THE TASK →
Whenever a line in the data holds the string "Pendegast", pull that line out.
Top of ENTRIES PROVIDED
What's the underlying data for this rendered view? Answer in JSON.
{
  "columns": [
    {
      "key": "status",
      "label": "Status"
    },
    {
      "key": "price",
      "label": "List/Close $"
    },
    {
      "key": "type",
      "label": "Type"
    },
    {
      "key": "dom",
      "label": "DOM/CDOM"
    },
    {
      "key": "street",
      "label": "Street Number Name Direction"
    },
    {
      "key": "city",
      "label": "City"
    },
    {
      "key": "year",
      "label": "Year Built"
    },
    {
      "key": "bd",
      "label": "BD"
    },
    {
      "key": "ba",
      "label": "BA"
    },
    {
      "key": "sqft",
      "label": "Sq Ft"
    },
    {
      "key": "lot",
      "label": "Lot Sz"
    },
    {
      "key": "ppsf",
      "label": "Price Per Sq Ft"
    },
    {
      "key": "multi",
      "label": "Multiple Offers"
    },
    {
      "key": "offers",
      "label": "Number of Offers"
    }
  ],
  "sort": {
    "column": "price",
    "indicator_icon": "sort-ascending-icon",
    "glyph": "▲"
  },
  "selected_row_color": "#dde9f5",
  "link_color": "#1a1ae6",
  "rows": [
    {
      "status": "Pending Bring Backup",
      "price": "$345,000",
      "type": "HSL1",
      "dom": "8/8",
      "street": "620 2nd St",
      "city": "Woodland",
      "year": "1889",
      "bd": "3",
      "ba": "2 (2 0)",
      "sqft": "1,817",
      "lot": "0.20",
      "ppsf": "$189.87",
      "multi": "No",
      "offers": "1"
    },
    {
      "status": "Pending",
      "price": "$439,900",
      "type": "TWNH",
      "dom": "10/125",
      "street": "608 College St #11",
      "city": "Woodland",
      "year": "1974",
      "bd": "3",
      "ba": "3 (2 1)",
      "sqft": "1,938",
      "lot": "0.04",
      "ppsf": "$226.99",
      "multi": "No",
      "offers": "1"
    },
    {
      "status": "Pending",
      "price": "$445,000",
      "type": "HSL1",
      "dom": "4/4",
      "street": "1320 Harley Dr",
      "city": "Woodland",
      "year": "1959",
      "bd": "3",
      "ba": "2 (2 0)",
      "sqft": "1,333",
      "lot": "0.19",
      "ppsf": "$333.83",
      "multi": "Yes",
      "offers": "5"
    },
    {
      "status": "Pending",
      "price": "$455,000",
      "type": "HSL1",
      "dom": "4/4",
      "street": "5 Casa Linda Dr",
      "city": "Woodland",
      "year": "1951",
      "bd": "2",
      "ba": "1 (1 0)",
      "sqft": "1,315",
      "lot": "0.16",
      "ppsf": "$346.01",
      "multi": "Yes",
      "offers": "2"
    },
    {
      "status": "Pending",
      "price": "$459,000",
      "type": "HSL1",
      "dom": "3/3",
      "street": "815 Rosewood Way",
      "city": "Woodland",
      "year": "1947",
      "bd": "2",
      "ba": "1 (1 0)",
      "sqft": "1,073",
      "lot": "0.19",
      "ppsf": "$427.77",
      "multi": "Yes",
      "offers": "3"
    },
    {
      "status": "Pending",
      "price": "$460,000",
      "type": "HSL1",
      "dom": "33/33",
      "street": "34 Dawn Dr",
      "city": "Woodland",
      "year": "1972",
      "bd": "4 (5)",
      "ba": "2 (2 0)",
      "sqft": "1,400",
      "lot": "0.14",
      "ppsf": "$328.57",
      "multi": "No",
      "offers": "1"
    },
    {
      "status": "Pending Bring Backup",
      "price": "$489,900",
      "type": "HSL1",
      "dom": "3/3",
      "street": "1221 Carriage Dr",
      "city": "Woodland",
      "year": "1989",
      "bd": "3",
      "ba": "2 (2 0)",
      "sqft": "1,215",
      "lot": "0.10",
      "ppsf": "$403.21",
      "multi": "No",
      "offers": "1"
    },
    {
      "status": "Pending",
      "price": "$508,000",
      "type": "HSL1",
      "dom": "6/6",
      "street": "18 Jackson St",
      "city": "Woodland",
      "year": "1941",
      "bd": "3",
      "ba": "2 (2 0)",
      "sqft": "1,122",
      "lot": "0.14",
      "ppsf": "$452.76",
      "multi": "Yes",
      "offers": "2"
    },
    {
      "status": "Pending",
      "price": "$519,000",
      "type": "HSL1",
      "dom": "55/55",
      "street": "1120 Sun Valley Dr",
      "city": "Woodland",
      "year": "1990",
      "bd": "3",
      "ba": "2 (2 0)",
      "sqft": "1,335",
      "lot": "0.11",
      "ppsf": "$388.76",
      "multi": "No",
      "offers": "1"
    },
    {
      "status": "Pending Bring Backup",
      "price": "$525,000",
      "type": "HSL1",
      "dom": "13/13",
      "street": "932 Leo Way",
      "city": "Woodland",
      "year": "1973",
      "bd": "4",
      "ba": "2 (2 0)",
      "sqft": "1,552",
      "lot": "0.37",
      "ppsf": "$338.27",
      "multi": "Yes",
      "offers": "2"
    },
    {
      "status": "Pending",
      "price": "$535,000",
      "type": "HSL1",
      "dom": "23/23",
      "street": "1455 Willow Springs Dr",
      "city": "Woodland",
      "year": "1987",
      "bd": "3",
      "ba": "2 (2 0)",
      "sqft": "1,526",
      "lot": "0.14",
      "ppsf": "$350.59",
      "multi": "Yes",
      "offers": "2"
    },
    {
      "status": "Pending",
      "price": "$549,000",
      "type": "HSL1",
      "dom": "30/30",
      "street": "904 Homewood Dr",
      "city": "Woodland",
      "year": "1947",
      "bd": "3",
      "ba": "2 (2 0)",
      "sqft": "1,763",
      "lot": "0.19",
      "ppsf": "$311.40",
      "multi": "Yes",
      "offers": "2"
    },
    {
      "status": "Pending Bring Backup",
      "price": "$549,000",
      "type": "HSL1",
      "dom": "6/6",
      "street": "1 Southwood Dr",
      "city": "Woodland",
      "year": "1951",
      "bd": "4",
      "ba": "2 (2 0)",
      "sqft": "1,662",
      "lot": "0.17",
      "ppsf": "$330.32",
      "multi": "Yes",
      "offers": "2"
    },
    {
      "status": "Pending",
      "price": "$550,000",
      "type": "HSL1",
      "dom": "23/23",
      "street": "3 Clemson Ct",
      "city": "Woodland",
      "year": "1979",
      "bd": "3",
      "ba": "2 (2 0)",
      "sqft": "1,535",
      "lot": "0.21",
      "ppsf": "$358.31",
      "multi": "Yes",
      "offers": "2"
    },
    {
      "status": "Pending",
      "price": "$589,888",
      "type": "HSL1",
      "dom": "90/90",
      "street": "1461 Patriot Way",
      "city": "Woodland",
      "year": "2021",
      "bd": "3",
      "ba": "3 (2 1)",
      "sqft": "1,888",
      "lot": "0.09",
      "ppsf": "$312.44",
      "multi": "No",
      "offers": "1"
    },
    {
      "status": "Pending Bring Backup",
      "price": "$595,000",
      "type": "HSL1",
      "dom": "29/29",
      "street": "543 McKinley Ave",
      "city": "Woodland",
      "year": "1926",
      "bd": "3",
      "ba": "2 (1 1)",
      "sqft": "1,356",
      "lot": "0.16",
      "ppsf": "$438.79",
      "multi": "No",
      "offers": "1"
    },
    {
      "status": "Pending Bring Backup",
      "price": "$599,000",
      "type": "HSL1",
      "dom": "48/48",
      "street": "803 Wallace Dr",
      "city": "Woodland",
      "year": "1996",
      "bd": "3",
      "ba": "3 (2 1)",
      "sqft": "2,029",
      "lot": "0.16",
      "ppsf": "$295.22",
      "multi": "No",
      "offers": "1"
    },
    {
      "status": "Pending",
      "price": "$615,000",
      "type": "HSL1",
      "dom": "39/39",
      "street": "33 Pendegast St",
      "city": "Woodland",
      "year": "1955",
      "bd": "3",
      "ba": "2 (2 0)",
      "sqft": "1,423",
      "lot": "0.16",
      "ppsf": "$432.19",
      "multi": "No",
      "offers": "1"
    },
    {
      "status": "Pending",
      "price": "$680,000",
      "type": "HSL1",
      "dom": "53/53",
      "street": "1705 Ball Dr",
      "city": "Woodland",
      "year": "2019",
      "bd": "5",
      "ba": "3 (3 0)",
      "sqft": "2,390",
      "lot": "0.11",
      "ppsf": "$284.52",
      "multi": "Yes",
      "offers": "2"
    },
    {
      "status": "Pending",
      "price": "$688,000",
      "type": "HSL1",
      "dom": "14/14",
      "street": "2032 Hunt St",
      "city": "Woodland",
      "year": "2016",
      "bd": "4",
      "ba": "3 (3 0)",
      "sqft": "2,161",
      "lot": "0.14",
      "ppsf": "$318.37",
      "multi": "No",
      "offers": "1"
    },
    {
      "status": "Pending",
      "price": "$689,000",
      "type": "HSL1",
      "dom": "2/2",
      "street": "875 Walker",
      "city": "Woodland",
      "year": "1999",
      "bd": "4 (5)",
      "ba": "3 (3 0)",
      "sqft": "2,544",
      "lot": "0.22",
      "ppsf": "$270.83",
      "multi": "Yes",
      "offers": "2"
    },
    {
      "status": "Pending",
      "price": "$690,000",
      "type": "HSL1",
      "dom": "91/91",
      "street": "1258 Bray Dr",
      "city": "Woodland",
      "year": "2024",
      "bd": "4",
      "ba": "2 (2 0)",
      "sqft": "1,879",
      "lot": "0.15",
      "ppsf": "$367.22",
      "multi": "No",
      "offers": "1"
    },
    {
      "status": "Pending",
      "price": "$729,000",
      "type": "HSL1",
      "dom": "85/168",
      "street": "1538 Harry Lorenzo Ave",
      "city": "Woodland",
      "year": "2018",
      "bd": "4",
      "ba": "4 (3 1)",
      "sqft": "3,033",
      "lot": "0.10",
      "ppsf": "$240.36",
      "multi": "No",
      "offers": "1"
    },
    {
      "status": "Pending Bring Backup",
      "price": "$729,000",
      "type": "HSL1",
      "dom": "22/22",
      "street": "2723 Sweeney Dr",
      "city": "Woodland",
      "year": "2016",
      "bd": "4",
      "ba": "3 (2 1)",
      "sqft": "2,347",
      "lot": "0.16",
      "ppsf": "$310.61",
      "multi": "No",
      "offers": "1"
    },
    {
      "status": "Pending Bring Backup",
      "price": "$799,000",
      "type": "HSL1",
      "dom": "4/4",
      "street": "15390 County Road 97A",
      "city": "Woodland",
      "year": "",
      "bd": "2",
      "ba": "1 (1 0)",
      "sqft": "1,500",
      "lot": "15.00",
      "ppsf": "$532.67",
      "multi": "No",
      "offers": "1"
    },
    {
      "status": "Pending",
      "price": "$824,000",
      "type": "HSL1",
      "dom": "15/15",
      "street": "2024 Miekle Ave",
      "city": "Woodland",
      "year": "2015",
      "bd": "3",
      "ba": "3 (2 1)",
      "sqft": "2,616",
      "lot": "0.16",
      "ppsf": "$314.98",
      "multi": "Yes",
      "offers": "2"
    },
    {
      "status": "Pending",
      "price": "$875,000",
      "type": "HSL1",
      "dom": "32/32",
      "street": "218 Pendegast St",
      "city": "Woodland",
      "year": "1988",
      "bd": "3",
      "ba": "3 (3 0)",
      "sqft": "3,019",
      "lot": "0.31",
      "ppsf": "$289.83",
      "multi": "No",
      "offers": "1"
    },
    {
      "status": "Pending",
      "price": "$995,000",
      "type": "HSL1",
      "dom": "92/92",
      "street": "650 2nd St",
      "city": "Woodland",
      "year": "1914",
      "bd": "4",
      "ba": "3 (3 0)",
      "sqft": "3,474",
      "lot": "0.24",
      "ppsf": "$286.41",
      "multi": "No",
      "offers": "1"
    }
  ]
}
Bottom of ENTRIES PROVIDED
WORKED SOLUTION →
      "street": "33 Pendegast St",
      "street": "218 Pendegast St",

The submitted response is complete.